In Child Development: Myths and Misunderstanding Second Editions, Jean Mercer uses intriguing vignettes and questions about children and families to guide readers in thinking critically about 59 common beliefs. Each essay confronts commonly held misconceptions about development, encouraging students to think like social scientists and to become better consumers of media messages and anecdotal stories. The book can be assigned to parallel either chronologically or topically organized child development texts. Features and Benefits: Presents 59 short essays about child development that challenge readers to reconsider their pre-conceived notions 14 new essays in the second edition confront topics like language acquisition, adoption, discipline, and nature versus nurture.
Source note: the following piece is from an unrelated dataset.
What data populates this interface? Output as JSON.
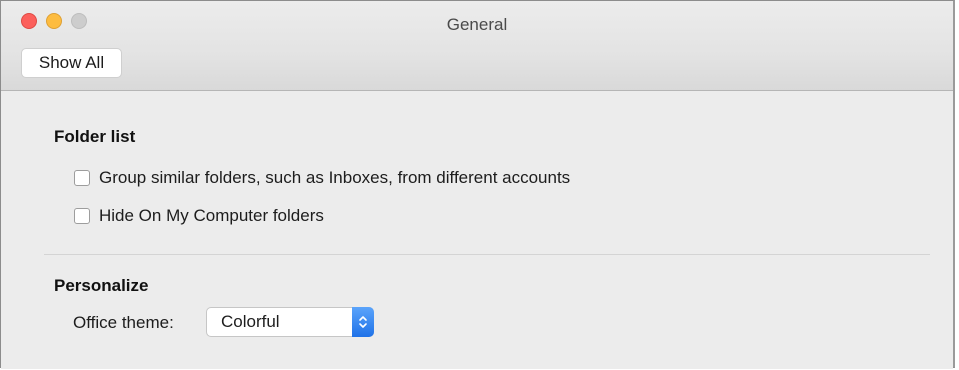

Includes carefully developed critical thinking questions at the end of each essayOffers examples of research to help students make the connection between research designs and conclusions Intrigues and engages students with the theme of dispelling myths and misconceptions and challenges them to find out if their own beliefs are correct or incorrect.
It is Important for Parents to Work with Babies and Teach them how to Walk
Ron and Shawna were spending a lot of time with their little boy, Eli. Eli was just 11 months old and really wanted to use his legs. If held on an adult's lap, he stiffened his legs to stand up, and if put on the floor, he would pull himself up by the furniture and “cruise” along sideways. He could walk a little way when holding an adult's hand but did a lot better when holding both hands of a person walking behind him. “This is breaking my back!” Shawna said. “I hope he walks by ...